I’ve been trying to sum up Pedal on Parliament for the last couple of hours now, and I’m still struggling for the right words. For the last few days we’ve tentatively been saying we were hoping for a thousand people to turn out on their bikes, based on nothing more concrete than a bit of a buzz on the internets and a general sense that doing all that work for anything less would be a disappointment.
On the day itself, our nerves were beginning to shred. Would anyone come? Would enough people come? The first cyclists – including round-the-world cyclist Mark Beaumont – began to assemble on the Meadows in the spring sunshine and a keen east wind and we started to hope. And then more came. And more. And more. When we started to line the bikes up for the off we filled the bike path all the way across the meadows and round the corner and beyond and still the bikes were everywhere and still coming.
I was towards the head of the ride,* so it was hard for me to appreciate the scale of it until I got to Parliament and was standing directing cyclists onto the grassy area, keeping them moving forward so that the bikes could get off the road. After 10 minutes shouting myself hoarse, the bikes were STILL coming and the police directed the bikes around a corner to keep it flowing.

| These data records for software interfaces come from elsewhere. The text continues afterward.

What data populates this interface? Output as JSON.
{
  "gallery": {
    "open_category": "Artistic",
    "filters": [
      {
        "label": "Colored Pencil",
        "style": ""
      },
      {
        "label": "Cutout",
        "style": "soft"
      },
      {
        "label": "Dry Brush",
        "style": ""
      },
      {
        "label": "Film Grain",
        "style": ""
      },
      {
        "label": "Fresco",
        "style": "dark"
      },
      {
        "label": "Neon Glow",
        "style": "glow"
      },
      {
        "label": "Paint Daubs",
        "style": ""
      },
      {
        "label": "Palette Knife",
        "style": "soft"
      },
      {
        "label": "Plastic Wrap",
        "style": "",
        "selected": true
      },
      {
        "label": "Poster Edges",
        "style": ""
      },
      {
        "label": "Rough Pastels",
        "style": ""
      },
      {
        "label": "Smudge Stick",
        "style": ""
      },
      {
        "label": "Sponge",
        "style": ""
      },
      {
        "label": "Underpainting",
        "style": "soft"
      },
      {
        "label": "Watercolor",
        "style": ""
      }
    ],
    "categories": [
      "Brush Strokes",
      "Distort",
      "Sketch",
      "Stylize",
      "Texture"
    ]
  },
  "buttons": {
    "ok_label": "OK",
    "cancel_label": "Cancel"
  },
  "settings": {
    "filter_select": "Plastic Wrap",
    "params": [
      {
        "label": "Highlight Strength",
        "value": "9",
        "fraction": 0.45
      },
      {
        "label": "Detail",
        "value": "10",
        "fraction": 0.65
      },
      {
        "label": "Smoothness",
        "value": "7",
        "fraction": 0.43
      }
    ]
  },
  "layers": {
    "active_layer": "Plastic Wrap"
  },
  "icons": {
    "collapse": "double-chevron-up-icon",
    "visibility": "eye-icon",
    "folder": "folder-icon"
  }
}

I went up to see how many more were expected, 40 minutes after we’d all set off
‘The last bikes are only just leaving the meadows now’, the policeman said. If you want to know what 3000 cyclists looks like (that’s THREE THOUSAND CYCLISTS, people), then imagine a mass of them stretching a mile and a half through Edinburgh’s cobbled streets. It’s a lot…
There were the usual sorts of ‘characters’ there you would expect on a bike protest: a unicyclist concentrating fiercely going uphill on cobbles at a slow walking pace, a man with a chicken on his head, a dapper gent in tweed, a recumbent tandem complete with guitar player, cargo bikes, racing bike, the lycra-clad and the scary yellow jacket crowd. But there were also massed families out and that was what made the day for me. A girl who’d dressed up as a lobster because, well, why wouldn’t you? A tiny boy who did the whole ride on his balance bike. They’d come in their hundreds to say they wanted to cycle too, and not just when they had a police escort.
And then, when the speeches started, and the adults listened, the kids (some bigger than others) cut loose and headed for the parliamentary fountains for the real business of a sunny April day: to paddle on parliament
To everyone who came: thank you from the bottom of my heart. You made the day amazing. There will be a long road ahead before that wee boy on his balance bike can safely cycle every day – he may be on his first full size bike by then – but for now I’m just going to wallow in our astounding success and worry about the next battle when it comes.
*As I came up to Holyrood I WAS the head of the ride, and that was when I realised I hadn’t quite worked out which way the procession was going. Fortunately the police had it all under control at that point. Oops.